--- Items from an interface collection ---
+ + +

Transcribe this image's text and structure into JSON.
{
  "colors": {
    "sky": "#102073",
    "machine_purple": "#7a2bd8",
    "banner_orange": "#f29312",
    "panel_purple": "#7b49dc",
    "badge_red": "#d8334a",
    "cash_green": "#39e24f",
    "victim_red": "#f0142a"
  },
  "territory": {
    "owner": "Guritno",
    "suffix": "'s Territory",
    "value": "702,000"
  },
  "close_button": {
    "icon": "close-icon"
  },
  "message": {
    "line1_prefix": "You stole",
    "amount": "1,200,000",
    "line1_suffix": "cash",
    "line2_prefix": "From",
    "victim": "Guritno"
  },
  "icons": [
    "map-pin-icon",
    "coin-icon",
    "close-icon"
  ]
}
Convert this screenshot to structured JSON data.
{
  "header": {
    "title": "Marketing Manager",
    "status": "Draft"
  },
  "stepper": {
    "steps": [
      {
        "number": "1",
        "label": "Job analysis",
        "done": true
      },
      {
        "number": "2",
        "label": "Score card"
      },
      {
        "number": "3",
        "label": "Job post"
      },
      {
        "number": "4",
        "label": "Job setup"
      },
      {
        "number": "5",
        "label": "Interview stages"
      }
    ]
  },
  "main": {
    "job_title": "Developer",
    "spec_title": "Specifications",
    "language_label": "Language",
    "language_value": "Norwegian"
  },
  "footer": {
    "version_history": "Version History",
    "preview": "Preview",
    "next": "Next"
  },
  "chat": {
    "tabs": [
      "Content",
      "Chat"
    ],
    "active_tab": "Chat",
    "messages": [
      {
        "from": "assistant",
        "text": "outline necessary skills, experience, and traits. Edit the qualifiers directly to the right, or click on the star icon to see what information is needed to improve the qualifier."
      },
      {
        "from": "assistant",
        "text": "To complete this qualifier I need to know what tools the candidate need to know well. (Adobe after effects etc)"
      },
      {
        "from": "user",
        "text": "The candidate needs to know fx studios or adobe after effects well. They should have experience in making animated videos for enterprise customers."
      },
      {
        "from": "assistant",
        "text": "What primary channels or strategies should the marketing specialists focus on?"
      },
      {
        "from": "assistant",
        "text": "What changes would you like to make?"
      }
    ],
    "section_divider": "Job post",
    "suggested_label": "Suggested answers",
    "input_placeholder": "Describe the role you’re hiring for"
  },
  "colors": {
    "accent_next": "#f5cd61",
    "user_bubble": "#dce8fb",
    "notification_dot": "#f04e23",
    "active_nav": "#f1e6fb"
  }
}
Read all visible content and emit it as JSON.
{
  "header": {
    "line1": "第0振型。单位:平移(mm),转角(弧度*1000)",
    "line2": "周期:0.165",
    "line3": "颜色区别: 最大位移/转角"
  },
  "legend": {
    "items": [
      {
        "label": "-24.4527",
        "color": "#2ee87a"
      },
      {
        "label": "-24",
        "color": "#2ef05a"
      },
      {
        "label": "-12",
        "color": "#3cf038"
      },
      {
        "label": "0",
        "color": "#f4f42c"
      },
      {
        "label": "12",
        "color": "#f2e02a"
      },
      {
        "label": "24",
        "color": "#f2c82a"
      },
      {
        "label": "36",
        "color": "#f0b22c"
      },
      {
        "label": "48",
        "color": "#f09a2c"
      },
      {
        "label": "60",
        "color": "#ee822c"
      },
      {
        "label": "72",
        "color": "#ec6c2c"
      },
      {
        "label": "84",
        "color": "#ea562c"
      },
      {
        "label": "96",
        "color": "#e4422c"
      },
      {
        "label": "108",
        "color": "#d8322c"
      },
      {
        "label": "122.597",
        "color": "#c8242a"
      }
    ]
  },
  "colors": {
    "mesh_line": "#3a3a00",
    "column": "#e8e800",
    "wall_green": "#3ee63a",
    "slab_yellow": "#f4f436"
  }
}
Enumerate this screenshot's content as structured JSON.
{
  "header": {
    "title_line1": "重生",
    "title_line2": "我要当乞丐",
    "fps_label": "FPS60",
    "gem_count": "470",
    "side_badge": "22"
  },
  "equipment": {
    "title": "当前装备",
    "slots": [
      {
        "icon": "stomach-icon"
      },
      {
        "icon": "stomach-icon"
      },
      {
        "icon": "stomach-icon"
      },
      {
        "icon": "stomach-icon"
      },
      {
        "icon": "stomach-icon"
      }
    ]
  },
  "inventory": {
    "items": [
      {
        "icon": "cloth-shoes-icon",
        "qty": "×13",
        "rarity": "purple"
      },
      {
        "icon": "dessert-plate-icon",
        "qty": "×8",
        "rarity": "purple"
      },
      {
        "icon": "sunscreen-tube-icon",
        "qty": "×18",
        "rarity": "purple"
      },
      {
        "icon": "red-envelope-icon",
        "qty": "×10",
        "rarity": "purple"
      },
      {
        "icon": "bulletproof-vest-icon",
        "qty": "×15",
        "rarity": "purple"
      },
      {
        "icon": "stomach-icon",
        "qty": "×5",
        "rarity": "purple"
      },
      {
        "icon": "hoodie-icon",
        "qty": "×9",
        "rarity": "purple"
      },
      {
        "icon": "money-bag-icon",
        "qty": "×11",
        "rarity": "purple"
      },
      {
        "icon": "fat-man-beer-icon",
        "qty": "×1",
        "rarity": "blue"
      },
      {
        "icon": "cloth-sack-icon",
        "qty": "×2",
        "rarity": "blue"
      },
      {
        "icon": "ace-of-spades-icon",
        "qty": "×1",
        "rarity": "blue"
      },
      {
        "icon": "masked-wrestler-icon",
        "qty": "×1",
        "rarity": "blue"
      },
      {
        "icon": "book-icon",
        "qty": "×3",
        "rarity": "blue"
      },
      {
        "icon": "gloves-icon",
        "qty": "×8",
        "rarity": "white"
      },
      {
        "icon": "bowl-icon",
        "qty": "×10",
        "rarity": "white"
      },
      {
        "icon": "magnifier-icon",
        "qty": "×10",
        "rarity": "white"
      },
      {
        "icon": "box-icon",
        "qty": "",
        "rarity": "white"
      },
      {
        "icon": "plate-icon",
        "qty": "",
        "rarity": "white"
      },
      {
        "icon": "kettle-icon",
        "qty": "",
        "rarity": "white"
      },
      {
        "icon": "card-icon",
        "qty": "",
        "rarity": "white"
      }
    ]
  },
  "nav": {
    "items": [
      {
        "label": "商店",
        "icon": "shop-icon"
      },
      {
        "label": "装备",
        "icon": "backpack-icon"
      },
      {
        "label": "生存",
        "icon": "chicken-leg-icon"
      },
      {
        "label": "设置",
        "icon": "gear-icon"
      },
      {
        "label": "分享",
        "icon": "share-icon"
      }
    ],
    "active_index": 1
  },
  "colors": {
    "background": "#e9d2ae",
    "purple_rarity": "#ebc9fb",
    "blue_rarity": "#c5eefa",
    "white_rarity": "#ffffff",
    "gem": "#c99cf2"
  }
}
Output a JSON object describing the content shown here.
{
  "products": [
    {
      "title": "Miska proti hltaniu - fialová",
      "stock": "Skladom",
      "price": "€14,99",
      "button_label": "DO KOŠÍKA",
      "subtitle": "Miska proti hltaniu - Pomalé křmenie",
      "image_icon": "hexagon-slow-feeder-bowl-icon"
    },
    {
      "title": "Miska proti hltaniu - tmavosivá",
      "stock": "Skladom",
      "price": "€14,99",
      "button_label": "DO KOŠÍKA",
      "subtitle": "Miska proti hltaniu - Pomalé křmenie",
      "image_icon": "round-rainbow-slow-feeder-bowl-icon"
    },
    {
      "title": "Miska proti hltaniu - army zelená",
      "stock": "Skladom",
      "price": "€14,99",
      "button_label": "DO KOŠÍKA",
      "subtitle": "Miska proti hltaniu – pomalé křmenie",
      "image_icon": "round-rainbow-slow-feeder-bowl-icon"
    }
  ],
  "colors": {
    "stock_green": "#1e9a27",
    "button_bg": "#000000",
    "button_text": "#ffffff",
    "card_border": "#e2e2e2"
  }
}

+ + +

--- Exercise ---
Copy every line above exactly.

--- Completed exercise ---
Transcribe this image's text and structure into JSON.
{
  "colors": {
    "sky": "#102073",
    "machine_purple": "#7a2bd8",
    "banner_orange": "#f29312",
    "panel_purple": "#7b49dc",
    "badge_red": "#d8334a",
    "cash_green": "#39e24f",
    "victim_red": "#f0142a"
  },
  "territory": {
    "owner": "Guritno",
    "suffix": "'s Territory",
    "value": "702,000"
  },
  "close_button": {
    "icon": "close-icon"
  },
  "message": {
    "line1_prefix": "You stole",
    "amount": "1,200,000",
    "line1_suffix": "cash",
    "line2_prefix": "From",
    "victim": "Guritno"
  },
  "icons": [
    "map-pin-icon",
    "coin-icon",
    "close-icon"
  ]
}
Convert this screenshot to structured JSON data.
{
  "header": {
    "title": "Marketing Manager",
    "status": "Draft"
  },
  "stepper": {
    "steps": [
      {
        "number": "1",
        "label": "Job analysis",
        "done": true
      },
      {
        "number": "2",
        "label": "Score card"
      },
      {
        "number": "3",
        "label": "Job post"
      },
      {
        "number": "4",
        "label": "Job setup"
      },
      {
        "number": "5",
        "label": "Interview stages"
      }
    ]
  },
  "main": {
    "job_title": "Developer",
    "spec_title": "Specifications",
    "language_label": "Language",
    "language_value": "Norwegian"
  },
  "footer": {
    "version_history": "Version History",
    "preview": "Preview",
    "next": "Next"
  },
  "chat": {
    "tabs": [
      "Content",
      "Chat"
    ],
    "active_tab": "Chat",
    "messages": [
      {
        "from": "assistant",
        "text": "outline necessary skills, experience, and traits. Edit the qualifiers directly to the right, or click on the star icon to see what information is needed to improve the qualifier."
      },
      {
        "from": "assistant",
        "text": "To complete this qualifier I need to know what tools the candidate need to know well. (Adobe after effects etc)"
      },
      {
        "from": "user",
        "text": "The candidate needs to know fx studios or adobe after effects well. They should have experience in making animated videos for enterprise customers."
      },
      {
        "from": "assistant",
        "text": "What primary channels or strategies should the marketing specialists focus on?"
      },
      {
        "from": "assistant",
        "text": "What changes would you like to make?"
      }
    ],
    "section_divider": "Job post",
    "suggested_label": "Suggested answers",
    "input_placeholder": "Describe the role you’re hiring for"
  },
  "colors": {
    "accent_next": "#f5cd61",
    "user_bubble": "#dce8fb",
    "notification_dot": "#f04e23",
    "active_nav": "#f1e6fb"
  }
}
Read all visible content and emit it as JSON.
{
  "header": {
    "line1": "第0振型。单位:平移(mm),转角(弧度*1000)",
    "line2": "周期:0.165",
    "line3": "颜色区别: 最大位移/转角"
  },
  "legend": {
    "items": [
      {
        "label": "-24.4527",
        "color": "#2ee87a"
      },
      {
        "label": "-24",
        "color": "#2ef05a"
      },
      {
        "label": "-12",
        "color": "#3cf038"
      },
      {
        "label": "0",
        "color": "#f4f42c"
      },
      {
        "label": "12",
        "color": "#f2e02a"
      },
      {
        "label": "24",
        "color": "#f2c82a"
      },
      {
        "label": "36",
        "color": "#f0b22c"
      },
      {
        "label": "48",
        "color": "#f09a2c"
      },
      {
        "label": "60",
        "color": "#ee822c"
      },
      {
        "label": "72",
        "color": "#ec6c2c"
      },
      {
        "label": "84",
        "color": "#ea562c"
      },
      {
        "label": "96",
        "color": "#e4422c"
      },
      {
        "label": "108",
        "color": "#d8322c"
      },
      {
        "label": "122.597",
        "color": "#c8242a"
      }
    ]
  },
  "colors": {
    "mesh_line": "#3a3a00",
    "column": "#e8e800",
    "wall_green": "#3ee63a",
    "slab_yellow": "#f4f436"
  }
}
Enumerate this screenshot's content as structured JSON.
{
  "header": {
    "title_line1": "重生",
    "title_line2": "我要当乞丐",
    "fps_label": "FPS60",
    "gem_count": "470",
    "side_badge": "22"
  },
  "equipment": {
    "title": "当前装备",
    "slots": [
      {
        "icon": "stomach-icon"
      },
      {
        "icon": "stomach-icon"
      },
      {
        "icon": "stomach-icon"
      },
      {
        "icon": "stomach-icon"
      },
      {
        "icon": "stomach-icon"
      }
    ]
  },
  "inventory": {
    "items": [
      {
        "icon": "cloth-shoes-icon",
        "qty": "×13",
        "rarity": "purple"
      },
      {
        "icon": "dessert-plate-icon",
        "qty": "×8",
        "rarity": "purple"
      },
      {
        "icon": "sunscreen-tube-icon",
        "qty": "×18",
        "rarity": "purple"
      },
      {
        "icon": "red-envelope-icon",
        "qty": "×10",
        "rarity": "purple"
      },
      {
        "icon": "bulletproof-vest-icon",
        "qty": "×15",
        "rarity": "purple"
      },
      {
        "icon": "stomach-icon",
        "qty": "×5",
        "rarity": "purple"
      },
      {
        "icon": "hoodie-icon",
        "qty": "×9",
        "rarity": "purple"
      },
      {
        "icon": "money-bag-icon",
        "qty": "×11",
        "rarity": "purple"
      },
      {
        "icon": "fat-man-beer-icon",
        "qty": "×1",
        "rarity": "blue"
      },
      {
        "icon": "cloth-sack-icon",
        "qty": "×2",
        "rarity": "blue"
      },
      {
        "icon": "ace-of-spades-icon",
        "qty": "×1",
        "rarity": "blue"
      },
      {
        "icon": "masked-wrestler-icon",
        "qty": "×1",
        "rarity": "blue"
      },
      {
        "icon": "book-icon",
        "qty": "×3",
        "rarity": "blue"
      },
      {
        "icon": "gloves-icon",
        "qty": "×8",
        "rarity": "white"
      },
      {
        "icon": "bowl-icon",
        "qty": "×10",
        "rarity": "white"
      },
      {
        "icon": "magnifier-icon",
        "qty": "×10",
        "rarity": "white"
      },
      {
        "icon": "box-icon",
        "qty": "",
        "rarity": "white"
      },
      {
        "icon": "plate-icon",
        "qty": "",
        "rarity": "white"
      },
      {
        "icon": "kettle-icon",
        "qty": "",
        "rarity": "white"
      },
      {
        "icon": "card-icon",
        "qty": "",
        "rarity": "white"
      }
    ]
  },
  "nav": {
    "items": [
      {
        "label": "商店",
        "icon": "shop-icon"
      },
      {
        "label": "装备",
        "icon": "backpack-icon"
      },
      {
        "label": "生存",
        "icon": "chicken-leg-icon"
      },
      {
        "label": "设置",
        "icon": "gear-icon"
      },
      {
        "label": "分享",
        "icon": "share-icon"
      }
    ],
    "active_index": 1
  },
  "colors": {
    "background": "#e9d2ae",
    "purple_rarity": "#ebc9fb",
    "blue_rarity": "#c5eefa",
    "white_rarity": "#ffffff",
    "gem": "#c99cf2"
  }
}
Output a JSON object describing the content shown here.
{
  "products": [
    {
      "title": "Miska proti hltaniu - fialová",
      "stock": "Skladom",
      "price": "€14,99",
      "button_label": "DO KOŠÍKA",
      "subtitle": "Miska proti hltaniu - Pomalé křmenie",
      "image_icon": "hexagon-slow-feeder-bowl-icon"
    },
    {
      "title": "Miska proti hltaniu - tmavosivá",
      "stock": "Skladom",
      "price": "€14,99",
      "button_label": "DO KOŠÍKA",
      "subtitle": "Miska proti hltaniu - Pomalé křmenie",
      "image_icon": "round-rainbow-slow-feeder-bowl-icon"
    },
    {
      "title": "Miska proti hltaniu - army zelená",
      "stock": "Skladom",
      "price": "€14,99",
      "button_label": "DO KOŠÍKA",
      "subtitle": "Miska proti hltaniu – pomalé křmenie",
      "image_icon": "round-rainbow-slow-feeder-bowl-icon"
    }
  ],
  "colors": {
    "stock_green": "#1e9a27",
    "button_bg": "#000000",
    "button_text": "#ffffff",
    "card_border": "#e2e2e2"
  }
}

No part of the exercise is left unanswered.